We try to make storylines that you hadn't really seen before. And if it is a thing you've seen, what is our slant on it — our unique spin that's going to be interesting? If not, then we're just retelling a story that's been in there.

So that was a big thing. We would lift issues and things up on the wall of things we wanted to talk about. We said, well, so and so has talked about this, or we haven't talked about this. We would talk about those things in the room pretty candidly.

On women speaking candidly about sex on the show:

It's funny. When I first sat down and was talking with Issa about this show, I was like, Man, this is how women talk? This is what girls say? This is crazy! But it is. The character Molly is based on a friend of Issa's, and we all went out to brunch after we had cast the show, and I just sat and watched Issa and her lawyer friend, who are like best girls, and it was like, oh yep. This is exactly how they talk.

And I've hung with Issa and her crew, and that's exactly how they talk... I always liked Issa because she's educated but ratchet. So she kind of loves ratchet stuff... Ratchet is like when you're unapologetically hood... it's kind of like saying someone's "ghetto."

On how the show is a window into an often unseen part of the black experience:

I think the biggest thing for this show is, because it's talking about what life is like on a Tuesday or whatever, that it's really seeing black people's humanity. And I think so much right now, how black people can be demonized, and certainly African-American men and all the things that are happening with police shooting, there's a part of it that's like this perception of, he's big and black and he's a threat to me, without seeing the humanity that this person can be a father and a husband.

If you can just watch this show you can be like, oh I didn't know that they felt this way or he feels this way. Again, we're not all the black experience. It's like, oh there are things that I can relate to in this show too... Issa's just in a relationship that she doesn't know is going anywhere.

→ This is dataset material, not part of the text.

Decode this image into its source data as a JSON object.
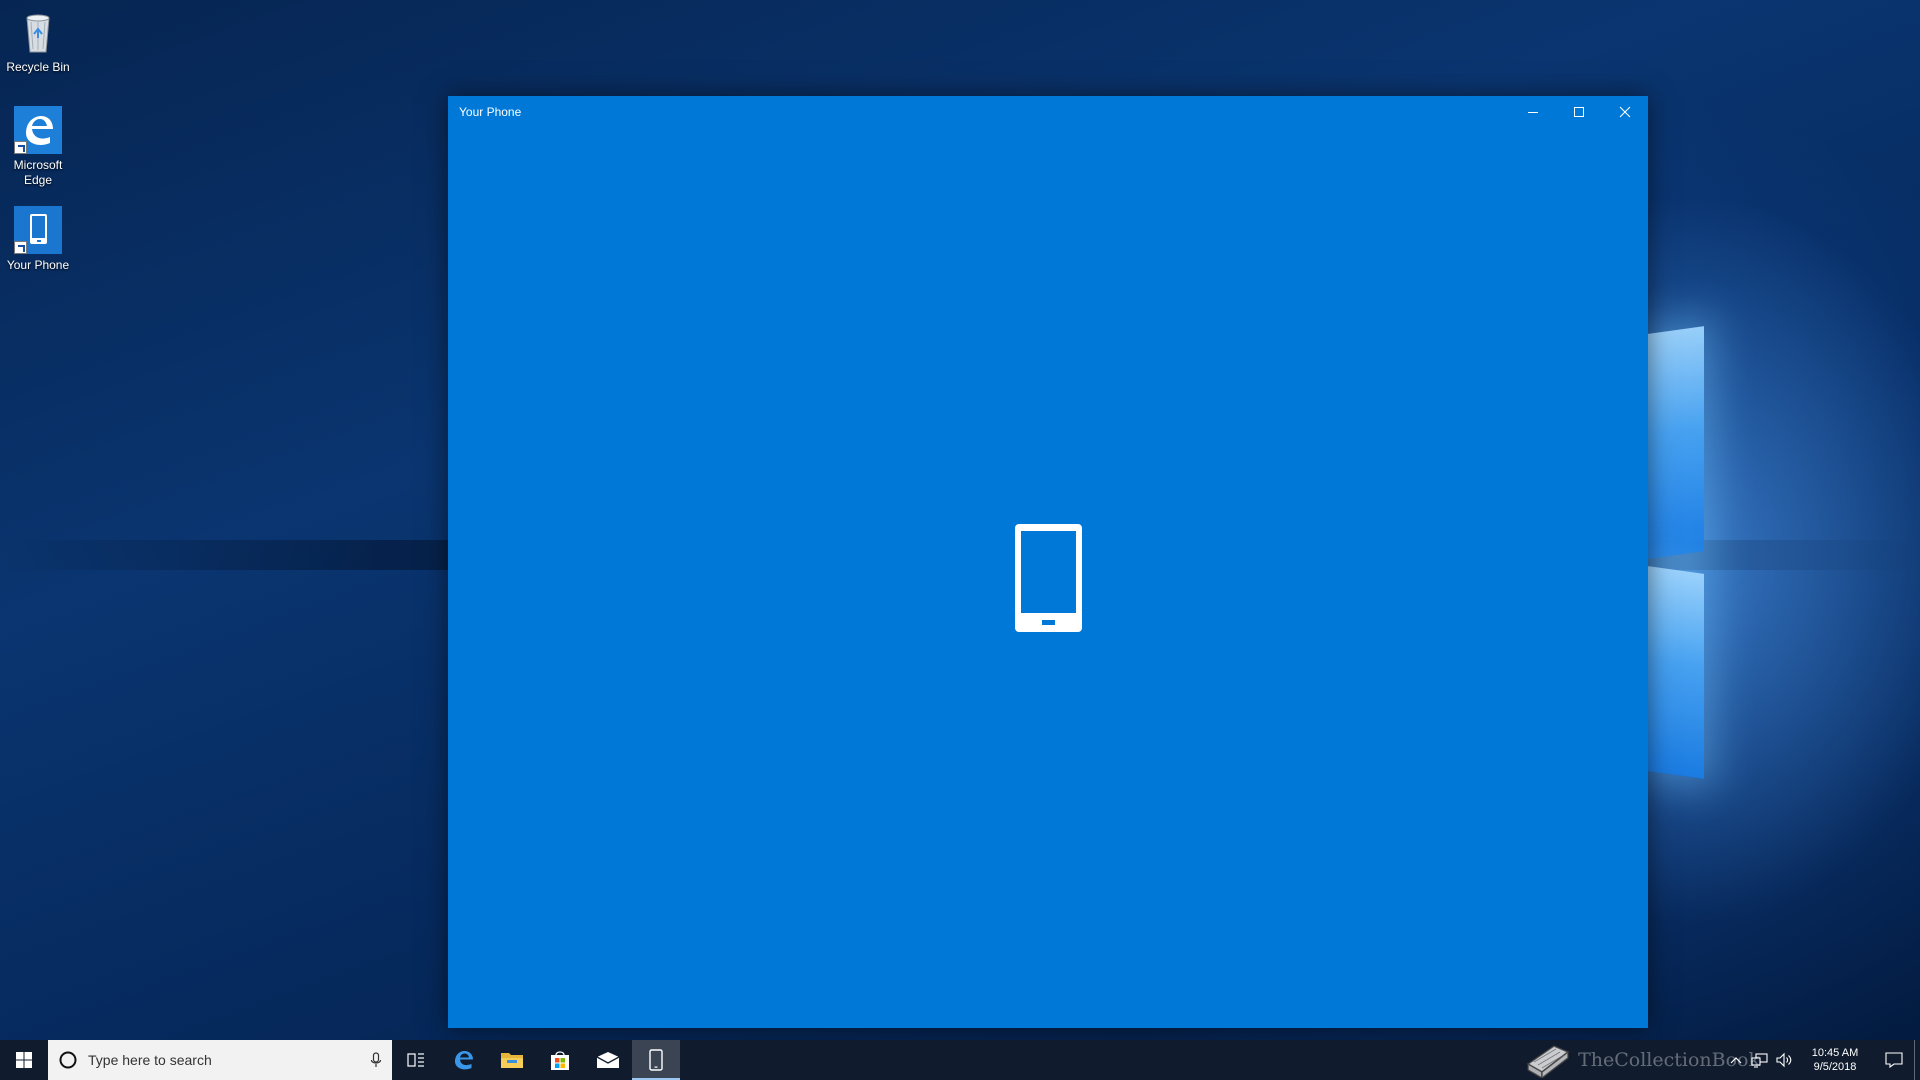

Being uncomfortable at your job. I think those things are just relatable on a human level. I think if this show shows humanity for people of color then I think all the more better, obviously. 



Get more stories like this

Delivered every Thursday, The Frame weekly email features the latest in Movies, music, TV, arts and entertainment.